━━ EXTRACTED ENTRIES

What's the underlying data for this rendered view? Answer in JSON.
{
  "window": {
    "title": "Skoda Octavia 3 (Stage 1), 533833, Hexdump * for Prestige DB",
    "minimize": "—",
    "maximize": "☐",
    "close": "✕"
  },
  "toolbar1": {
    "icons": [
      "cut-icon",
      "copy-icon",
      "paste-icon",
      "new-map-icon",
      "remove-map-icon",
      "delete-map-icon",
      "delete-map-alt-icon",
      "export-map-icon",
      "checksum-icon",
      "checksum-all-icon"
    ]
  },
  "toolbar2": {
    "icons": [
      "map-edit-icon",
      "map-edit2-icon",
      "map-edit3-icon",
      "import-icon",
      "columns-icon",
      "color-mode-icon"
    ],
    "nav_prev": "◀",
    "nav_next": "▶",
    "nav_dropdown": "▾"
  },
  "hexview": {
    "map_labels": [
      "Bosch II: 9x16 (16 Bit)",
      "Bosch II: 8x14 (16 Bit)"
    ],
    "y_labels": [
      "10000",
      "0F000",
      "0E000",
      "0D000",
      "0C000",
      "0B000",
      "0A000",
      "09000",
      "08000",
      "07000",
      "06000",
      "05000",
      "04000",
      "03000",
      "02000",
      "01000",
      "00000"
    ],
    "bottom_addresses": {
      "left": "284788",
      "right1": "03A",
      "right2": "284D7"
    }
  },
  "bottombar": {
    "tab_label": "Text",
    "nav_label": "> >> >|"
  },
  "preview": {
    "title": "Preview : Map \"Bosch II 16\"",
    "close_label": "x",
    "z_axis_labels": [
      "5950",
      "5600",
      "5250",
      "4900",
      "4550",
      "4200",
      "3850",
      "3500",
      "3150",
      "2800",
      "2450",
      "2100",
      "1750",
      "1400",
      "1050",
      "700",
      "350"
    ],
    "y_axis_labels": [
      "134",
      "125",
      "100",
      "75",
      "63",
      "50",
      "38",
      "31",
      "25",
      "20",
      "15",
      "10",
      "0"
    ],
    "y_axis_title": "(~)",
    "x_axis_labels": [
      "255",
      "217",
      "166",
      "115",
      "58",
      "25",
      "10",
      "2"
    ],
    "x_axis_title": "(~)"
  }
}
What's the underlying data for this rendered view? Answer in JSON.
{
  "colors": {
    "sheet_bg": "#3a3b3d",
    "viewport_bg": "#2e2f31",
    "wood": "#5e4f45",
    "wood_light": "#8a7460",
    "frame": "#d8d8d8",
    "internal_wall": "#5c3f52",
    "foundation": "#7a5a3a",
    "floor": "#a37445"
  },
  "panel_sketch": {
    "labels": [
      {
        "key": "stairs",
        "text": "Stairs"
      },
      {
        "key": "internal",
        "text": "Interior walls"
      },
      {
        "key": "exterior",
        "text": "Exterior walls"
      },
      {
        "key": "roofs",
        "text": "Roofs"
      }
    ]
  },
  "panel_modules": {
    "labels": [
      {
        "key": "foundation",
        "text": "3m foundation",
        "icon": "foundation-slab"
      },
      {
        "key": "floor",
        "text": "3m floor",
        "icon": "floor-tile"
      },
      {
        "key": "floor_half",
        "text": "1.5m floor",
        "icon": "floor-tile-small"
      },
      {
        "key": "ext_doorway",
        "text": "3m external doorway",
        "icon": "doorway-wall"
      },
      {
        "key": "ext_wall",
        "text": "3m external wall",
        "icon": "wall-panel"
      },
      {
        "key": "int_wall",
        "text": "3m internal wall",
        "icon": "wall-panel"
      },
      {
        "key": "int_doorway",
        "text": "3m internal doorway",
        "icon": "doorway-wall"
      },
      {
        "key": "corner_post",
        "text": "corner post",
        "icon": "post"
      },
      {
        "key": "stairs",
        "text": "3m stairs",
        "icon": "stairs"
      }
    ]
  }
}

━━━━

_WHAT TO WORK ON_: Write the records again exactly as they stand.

_RESPONSE TO THE TASK_:
What's the underlying data for this rendered view? Answer in JSON.
{
  "window": {
    "title": "Skoda Octavia 3 (Stage 1), 533833, Hexdump * for Prestige DB",
    "minimize": "—",
    "maximize": "☐",
    "close": "✕"
  },
  "toolbar1": {
    "icons": [
      "cut-icon",
      "copy-icon",
      "paste-icon",
      "new-map-icon",
      "remove-map-icon",
      "delete-map-icon",
      "delete-map-alt-icon",
      "export-map-icon",
      "checksum-icon",
      "checksum-all-icon"
    ]
  },
  "toolbar2": {
    "icons": [
      "map-edit-icon",
      "map-edit2-icon",
      "map-edit3-icon",
      "import-icon",
      "columns-icon",
      "color-mode-icon"
    ],
    "nav_prev": "◀",
    "nav_next": "▶",
    "nav_dropdown": "▾"
  },
  "hexview": {
    "map_labels": [
      "Bosch II: 9x16 (16 Bit)",
      "Bosch II: 8x14 (16 Bit)"
    ],
    "y_labels": [
      "10000",
      "0F000",
      "0E000",
      "0D000",
      "0C000",
      "0B000",
      "0A000",
      "09000",
      "08000",
      "07000",
      "06000",
      "05000",
      "04000",
      "03000",
      "02000",
      "01000",
      "00000"
    ],
    "bottom_addresses": {
      "left": "284788",
      "right1": "03A",
      "right2": "284D7"
    }
  },
  "bottombar": {
    "tab_label": "Text",
    "nav_label": "> >> >|"
  },
  "preview": {
    "title": "Preview : Map \"Bosch II 16\"",
    "close_label": "x",
    "z_axis_labels": [
      "5950",
      "5600",
      "5250",
      "4900",
      "4550",
      "4200",
      "3850",
      "3500",
      "3150",
      "2800",
      "2450",
      "2100",
      "1750",
      "1400",
      "1050",
      "700",
      "350"
    ],
    "y_axis_labels": [
      "134",
      "125",
      "100",
      "75",
      "63",
      "50",
      "38",
      "31",
      "25",
      "20",
      "15",
      "10",
      "0"
    ],
    "y_axis_title": "(~)",
    "x_axis_labels": [
      "255",
      "217",
      "166",
      "115",
      "58",
      "25",
      "10",
      "2"
    ],
    "x_axis_title": "(~)"
  }
}
What's the underlying data for this rendered view? Answer in JSON.
{
  "colors": {
    "sheet_bg": "#3a3b3d",
    "viewport_bg": "#2e2f31",
    "wood": "#5e4f45",
    "wood_light": "#8a7460",
    "frame": "#d8d8d8",
    "internal_wall": "#5c3f52",
    "foundation": "#7a5a3a",
    "floor": "#a37445"
  },
  "panel_sketch": {
    "labels": [
      {
        "key": "stairs",
        "text": "Stairs"
      },
      {
        "key": "internal",
        "text": "Interior walls"
      },
      {
        "key": "exterior",
        "text": "Exterior walls"
      },
      {
        "key": "roofs",
        "text": "Roofs"
      }
    ]
  },
  "panel_modules": {
    "labels": [
      {
        "key": "foundation",
        "text": "3m foundation",
        "icon": "foundation-slab"
      },
      {
        "key": "floor",
        "text": "3m floor",
        "icon": "floor-tile"
      },
      {
        "key": "floor_half",
        "text": "1.5m floor",
        "icon": "floor-tile-small"
      },
      {
        "key": "ext_doorway",
        "text": "3m external doorway",
        "icon": "doorway-wall"
      },
      {
        "key": "ext_wall",
        "text": "3m external wall",
        "icon": "wall-panel"
      },
      {
        "key": "int_wall",
        "text": "3m internal wall",
        "icon": "wall-panel"
      },
      {
        "key": "int_doorway",
        "text": "3m internal doorway",
        "icon": "doorway-wall"
      },
      {
        "key": "corner_post",
        "text": "corner post",
        "icon": "post"
      },
      {
        "key": "stairs",
        "text": "3m stairs",
        "icon": "stairs"
      }
    ]
  }
}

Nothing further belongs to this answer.